First of all it is a good idea to stick to some convention in naming each of the profiles, how to arrange them in EA and where to store them on the file system. The proposed convention is one I adopted over a couple of years. You might use your own, but here I describe how I do it.
Currently I work with just three different profile types:
- the main profile with all the elements,
- the diagrams and
- the toolboxes.
For my MDG, I use a simple EAP repository where I create a single view. The name of the view is what will become the identifer and its alias the user readable name of the profile. Inside that view I create <<profile>> packages for each of the above mentioned types. The packages can have arbitrary names which will be used as namespaces. The only and simple convention is that the diagram and the toolbox package have the strings 'diagram' or 'toolbox' inside so they can be identifed as such. Inside the toolbox profile package single diagrams are placed for each toolbox. Here the name of the diagram is that of the toolbox. The MDG that is going to be created is located via the Filename property of view package.
That's all for what goes into EA. Of course you need to fill the single profiles with some life data. You might read my article MDG Intro to find out how to do that.
The MDG repository is stored somewhere on disk. In the same folder, the final MDG will be placed (which name is placed in the Filename attribute of the above mentioned view package). Further it contains a sub-folder called 'Profile Data' which takes - you guess it - the single profiles. Just one sub-sub-folder named 'Profile Data/Toolboxes' where all the toolbox profiles are placed.
Each <<profile>> must be saved individually from either the package or a diagram via the Save As Profile context menu. The convention is easy: the EA package name is identical to the file name. The toolbox profiles are stored under their name in the Toolbox sub-sub-folder.
If you still would use the MTS creation procedure you would not have such a great advantage now. But here a little perl script comes in which you find attached to this article. Once you have saved your single profiles just call the scipt from the command line (you will need to place the GUID of the MDG view package inside once; see line 9). This will access the running EA session, check the profiles against your repository and create a new MDG. Thereby it will increase the release number automatically. If anything has found to be wrong it will croak. This happens when you saved one of the profiles wrong overwriting another one.

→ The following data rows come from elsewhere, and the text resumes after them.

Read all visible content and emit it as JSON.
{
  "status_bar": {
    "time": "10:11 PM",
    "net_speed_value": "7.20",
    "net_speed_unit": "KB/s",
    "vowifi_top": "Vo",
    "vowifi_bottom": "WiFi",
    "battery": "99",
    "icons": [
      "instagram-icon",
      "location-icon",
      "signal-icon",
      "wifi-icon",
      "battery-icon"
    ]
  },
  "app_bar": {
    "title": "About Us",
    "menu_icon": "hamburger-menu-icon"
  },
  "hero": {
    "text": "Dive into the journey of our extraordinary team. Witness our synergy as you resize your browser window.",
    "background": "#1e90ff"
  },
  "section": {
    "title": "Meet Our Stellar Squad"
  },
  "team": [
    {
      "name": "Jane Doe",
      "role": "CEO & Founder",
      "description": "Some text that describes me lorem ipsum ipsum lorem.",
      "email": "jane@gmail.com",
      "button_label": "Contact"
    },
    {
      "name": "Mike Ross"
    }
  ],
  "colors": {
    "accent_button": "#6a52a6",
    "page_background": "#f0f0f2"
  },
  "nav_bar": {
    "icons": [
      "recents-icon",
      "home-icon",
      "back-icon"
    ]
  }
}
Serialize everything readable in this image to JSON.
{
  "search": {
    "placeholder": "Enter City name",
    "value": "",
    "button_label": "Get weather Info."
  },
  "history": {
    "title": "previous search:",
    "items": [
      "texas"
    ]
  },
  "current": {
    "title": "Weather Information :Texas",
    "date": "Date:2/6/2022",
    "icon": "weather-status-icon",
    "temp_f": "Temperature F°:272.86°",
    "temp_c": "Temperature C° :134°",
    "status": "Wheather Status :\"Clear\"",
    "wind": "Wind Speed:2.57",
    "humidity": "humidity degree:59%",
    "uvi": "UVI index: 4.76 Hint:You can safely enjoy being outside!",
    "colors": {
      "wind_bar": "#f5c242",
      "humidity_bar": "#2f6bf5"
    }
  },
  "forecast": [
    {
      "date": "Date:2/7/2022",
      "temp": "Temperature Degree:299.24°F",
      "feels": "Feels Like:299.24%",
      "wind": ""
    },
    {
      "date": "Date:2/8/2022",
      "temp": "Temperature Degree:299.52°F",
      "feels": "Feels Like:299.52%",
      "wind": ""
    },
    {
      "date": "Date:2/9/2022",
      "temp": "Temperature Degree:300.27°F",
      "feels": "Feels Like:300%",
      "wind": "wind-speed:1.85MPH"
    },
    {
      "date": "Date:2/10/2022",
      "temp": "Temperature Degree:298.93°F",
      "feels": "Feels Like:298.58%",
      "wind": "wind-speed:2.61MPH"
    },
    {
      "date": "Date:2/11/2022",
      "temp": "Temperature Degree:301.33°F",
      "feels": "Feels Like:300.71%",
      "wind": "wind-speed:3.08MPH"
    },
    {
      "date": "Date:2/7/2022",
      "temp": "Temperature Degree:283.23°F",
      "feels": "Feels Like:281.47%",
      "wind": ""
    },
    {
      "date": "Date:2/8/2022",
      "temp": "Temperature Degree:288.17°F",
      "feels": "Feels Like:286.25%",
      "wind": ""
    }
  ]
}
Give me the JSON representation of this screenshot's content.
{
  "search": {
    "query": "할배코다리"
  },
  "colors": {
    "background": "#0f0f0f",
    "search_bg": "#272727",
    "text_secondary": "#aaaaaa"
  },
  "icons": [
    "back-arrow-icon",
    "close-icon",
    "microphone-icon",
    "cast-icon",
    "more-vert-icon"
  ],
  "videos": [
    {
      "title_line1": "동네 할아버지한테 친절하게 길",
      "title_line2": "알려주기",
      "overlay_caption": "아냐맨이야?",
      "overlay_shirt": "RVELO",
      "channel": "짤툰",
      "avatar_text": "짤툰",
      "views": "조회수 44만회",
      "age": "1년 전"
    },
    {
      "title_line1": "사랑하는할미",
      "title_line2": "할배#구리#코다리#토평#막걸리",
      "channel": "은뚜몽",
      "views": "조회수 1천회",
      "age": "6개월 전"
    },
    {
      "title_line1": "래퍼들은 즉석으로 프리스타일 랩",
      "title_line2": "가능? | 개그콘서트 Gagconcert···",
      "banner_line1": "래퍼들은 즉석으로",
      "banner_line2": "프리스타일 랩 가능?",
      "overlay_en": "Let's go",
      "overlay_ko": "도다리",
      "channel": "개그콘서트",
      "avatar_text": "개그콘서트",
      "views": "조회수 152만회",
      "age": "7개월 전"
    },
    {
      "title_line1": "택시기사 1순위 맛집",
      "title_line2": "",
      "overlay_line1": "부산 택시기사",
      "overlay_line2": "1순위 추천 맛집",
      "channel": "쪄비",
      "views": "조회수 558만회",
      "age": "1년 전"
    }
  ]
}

If you are using my Perl framework (Extending EA with Perl) you can use the script as an add-in. Of course you can code it in any other language, but I choose Perl for its mighty string operations.
Of course this procedure will not help if you saved one of the profiles in the the completely wrong place, which can also happen as the Save As Profile dialogue always uses the last recent file location, which is only in rare cases that of your desired profile. But from experience I know that most times you simply overwrite the wrong profile, which makes you simply wonder why your MDG does not work. This little script has definitely saved me many hours.